Forty body scanners are currently in use at 19 U.S. airports
Forty body scanners are currently in use at 19 U.S. airports
  • Forty body scanners are currently in use at 19 U.S. airports
  • The TSA has purchased an additional 150 machines
  • Currently use of the technology is optional, according to TSA's Web site

Washington (CNN) -- One hundred and fifty new full-body scanning machines are set to be placed in airports across the United States as federal authorities work to close security loopholes exposed by the attempted Christmas Day bombing of a U.S.-bound airliner.

The Transportation Security Administration ordered the scanners before the bombing attempt for up to $170,000 apiece. Plans are also in place to purchase an additional 300 units by 2012, TSA officials said.
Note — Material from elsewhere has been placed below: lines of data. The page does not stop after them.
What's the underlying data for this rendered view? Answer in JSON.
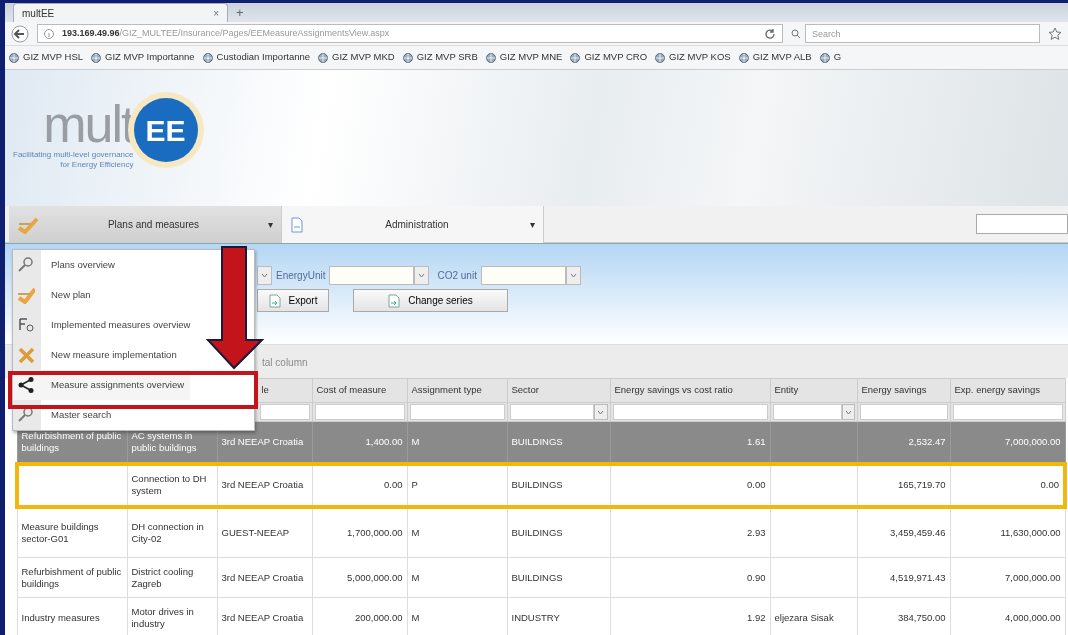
{
  "browser": {
    "tab": {
      "title": "multEE",
      "close": "×"
    },
    "new_tab": "+",
    "address": {
      "host": "193.169.49.96",
      "path": "/GIZ_MULTEE/Insurance/Pages/EEMeasureAssignmentsView.aspx"
    },
    "search": {
      "placeholder": "Search"
    },
    "bookmarks": [
      "GIZ MVP HSL",
      "GIZ MVP Importanne",
      "Custodian Importanne",
      "GIZ MVP MKD",
      "GIZ MVP SRB",
      "GIZ MVP MNE",
      "GIZ MVP CRO",
      "GIZ MVP KOS",
      "GIZ MVP ALB",
      "G"
    ]
  },
  "header": {
    "logo": {
      "word": "mult",
      "badge": "EE",
      "tagline": [
        "Facilitating multi-level governance",
        "for Energy Efficiency"
      ]
    }
  },
  "menubar": {
    "items": [
      {
        "label": "Plans and measures",
        "caret": "▾",
        "open": true
      },
      {
        "label": "Administration",
        "caret": "▾",
        "open": false
      }
    ]
  },
  "menu": {
    "items": [
      {
        "label": "Plans overview",
        "highlighted": false
      },
      {
        "label": "New plan",
        "highlighted": false
      },
      {
        "label": "Implemented measures overview",
        "highlighted": false
      },
      {
        "label": "New measure implementation",
        "highlighted": false
      },
      {
        "label": "Measure assignments overview",
        "highlighted": true
      },
      {
        "label": "Master search",
        "highlighted": false
      }
    ]
  },
  "filters": {
    "energy_unit_label": "EnergyUnit",
    "co2_unit_label": "CO2 unit",
    "buttons": [
      "Export",
      "Change series"
    ]
  },
  "group_panel": {
    "hint": "tal column"
  },
  "table": {
    "columns": [
      {},
      {},
      {
        "label": "le"
      },
      {
        "label": "Cost of measure"
      },
      {
        "label": "Assignment type"
      },
      {
        "label": "Sector"
      },
      {
        "label": "Energy savings vs cost ratio"
      },
      {
        "label": "Entity"
      },
      {
        "label": "Energy savings"
      },
      {
        "label": "Exp. energy savings"
      }
    ],
    "rows": [
      {
        "selected": true,
        "highlighted": false,
        "cells": [
          "Refurbishment of public buildings",
          "AC systems in public buildings",
          "3rd NEEAP Croatia",
          "1,400.00",
          "M",
          "BUILDINGS",
          "1.61",
          null,
          "2,532.47",
          "7,000,000.00"
        ]
      },
      {
        "selected": false,
        "highlighted": true,
        "cells": [
          null,
          "Connection to DH system",
          "3rd NEEAP Croatia",
          "0.00",
          "P",
          "BUILDINGS",
          "0.00",
          null,
          "165,719.70",
          "0.00"
        ]
      },
      {
        "selected": false,
        "highlighted": false,
        "cells": [
          "Measure buildings sector-G01",
          "DH connection in City-02",
          "GUEST-NEEAP",
          "1,700,000.00",
          "M",
          "BUILDINGS",
          "2.93",
          null,
          "3,459,459.46",
          "11,630,000.00"
        ]
      },
      {
        "selected": false,
        "highlighted": false,
        "cells": [
          "Refurbishment of public buildings",
          "District cooling Zagreb",
          "3rd NEEAP Croatia",
          "5,000,000.00",
          "M",
          "BUILDINGS",
          "0.90",
          null,
          "4,519,971.43",
          "7,000,000.00"
        ]
      },
      {
        "selected": false,
        "highlighted": false,
        "cells": [
          "Industry measures",
          "Motor drives in industry",
          "3rd NEEAP Croatia",
          "200,000.00",
          "M",
          "INDUSTRY",
          "1.92",
          "eljezara Sisak",
          "384,750.00",
          "4,000,000.00"
        ]
      }
    ]
  }
}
Forty body scanners are currently in use at 19 U.S. airports. Use of the technology -- considered overly invasive by critics -- is optional, according to the TSA Web site. Passengers who opt out of the screening receive an alternate form of checking, which includes a pat-down procedure.

There are two types of full-body scanners. One uses "backscatter" technology to produce an X-ray image of a person. The other uses millimeter-wave technology, which shows a detailed photo negative.

TSA officials have attempted to address privacy concerns by promising to blur pictures of passengers' faces and delete all images produced.

One former TSA official told CNN that a body scanner could have stopped Umar Farouq AbdulMutallab, the man accused of trying to blow up a December 25 Northwest Airlines flight from Amsterdam, Netherlands, to Detroit, Michigan.

"I firmly believe in the whole body imaging system as a screening device," Charlotte Bryan said.

"I believe that it would have detected that there was something there in that position on his body. It may not have detected it as an explosive, but it certainly would've raised some flags that would have required further detection and a review either by an officer or further scanning."

Critics, however, warn that full-body scanners should not be the only answer to continued airport security problems.

"Right now the system is not working as effectively as it needs to be," said Geoff Freeman, a representative of the U.S. Travel Association.

"It's time to hit the pause button and do a wholesale review of what we have today and put in place the policies that will (give) America the most secure and efficient travel process."

CNN's Mike Ahlers and Sandra Endo contributed to this report